Mechanism of Action

Ranolazine represents a new class of antianginal drugs. Although the antianginal mechanism is not well understood, ranolazine clearly blocks late inward sodium currents occurring during phase 2 of ventricular action potenials. This mechanism is now included in the Vaughan-Williams classification as a Class ID sodium-channel blocker. In the ischemic myocardium, late inward sodium currents contribute to an elevation in intracellular sodium, which leads to an increase in intracellular calcium through the sodium-calcium exchanger. Calcium overload in ischemic cells leads to impaired relaxation, which increases ventricular diastolic wall stress and end-diastolic pressure. This causes mechanical compression of the microcirculation within the wall of the ventricle, which impairs coronary blood flow during diastole and therefore worsens ischemia, particularly in the subendocardial regions. By blocking late inward sodium currents, calcium overload and diastolic wall stress are reduced, leading to improved coronary blood flow. Additionally, ranolazine prolongs the QT-interval (action potential duration) by inhibiting outward potassium (delayed rectifying) currents (Kr currents) during phase 3 of the cardiac action potential. It is possible that other mechanisms may contribute to the antianginal effects of ranolazine. Unlike other antianginal drugs, such as beta-blockers and calcium-channel blockers, ranolazine has no clinically significant effect on heart rate or arterial pressure.

Therapeutic Indication and Administration

Ranolazine is approved by the FDA as a treatment for chronic angina. It is available as an extended-release oral compound and is dosed twice daily. Ranolazine may be used along with other antianginal drugs such as nitrates, beta-blockers and calcium-channel blockers.

Because ranolazine increases the action potential duration and effective refractory period, it has been shown to be effective (off-label) in the treatment of premature ventricular complexes.

Side Effects and Contraindications

Because ranolazine prolongs the QT-interval, it is contraindicated in patients with preexisting prolonged QT-intervals because this can lead to torsade de pointes and ventricular tachyarrhythmia. Constipation, nausea, dizziness and headaches are among the more common side-effects. More information on ranolazine can be found here.
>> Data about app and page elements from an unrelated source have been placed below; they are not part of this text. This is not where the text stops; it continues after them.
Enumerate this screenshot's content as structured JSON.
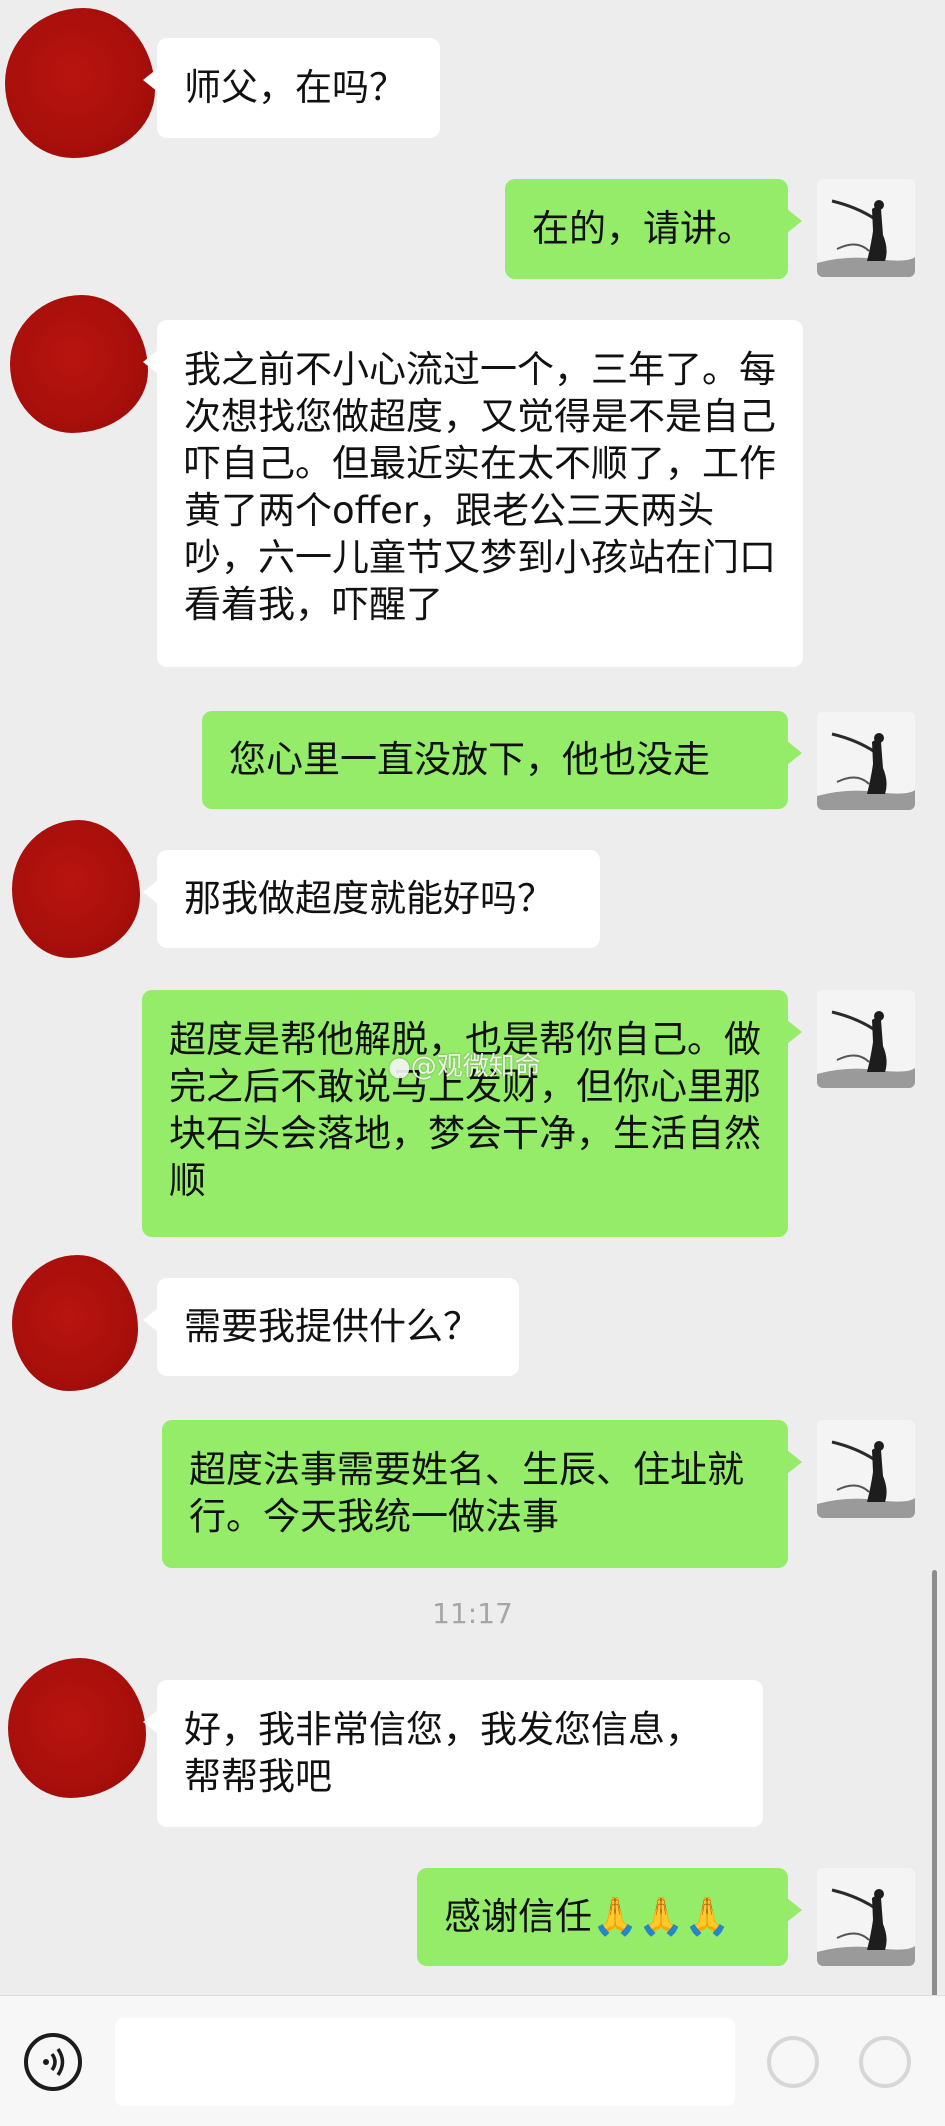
{
  "messages": [
    {
      "side": "in",
      "text": "师父，在吗？"
    },
    {
      "side": "out",
      "text": "在的，请讲。"
    },
    {
      "side": "in",
      "text": "我之前不小心流过一个，三年了。每次想找您做超度，又觉得是不是自己吓自己。但最近实在太不顺了，工作黄了两个offer，跟老公三天两头吵，六一儿童节又梦到小孩站在门口看着我，吓醒了"
    },
    {
      "side": "out",
      "text": "您心里一直没放下，他也没走"
    },
    {
      "side": "in",
      "text": "那我做超度就能好吗？"
    },
    {
      "side": "out",
      "text": "超度是帮他解脱，也是帮你自己。做完之后不敢说马上发财，但你心里那块石头会落地，梦会干净，生活自然顺"
    },
    {
      "side": "in",
      "text": "需要我提供什么？"
    },
    {
      "side": "out",
      "text": "超度法事需要姓名、生辰、住址就行。今天我统一做法事"
    },
    {
      "side": "in",
      "text": "好，我非常信您，我发您信息，帮帮我吧"
    },
    {
      "side": "out",
      "text": "感谢信任🙏🙏🙏"
    }
  ],
  "timestamp": "11:17",
  "watermark": "@观微知命",
  "icons": {
    "voice": "voice-input-icon",
    "emoji": "emoji-icon",
    "plus": "plus-icon",
    "watermark": "weibo-logo-icon"
  },
  "colors": {
    "background": "#ededed",
    "outgoing_bubble": "#95ec69",
    "incoming_bubble": "#ffffff",
    "avatar_blot": "#a80f0b"
  }
}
Revised 09/06/22

DISCLAIMER: These materials are for educational purposes only, and are not a source of medical decision-making advice.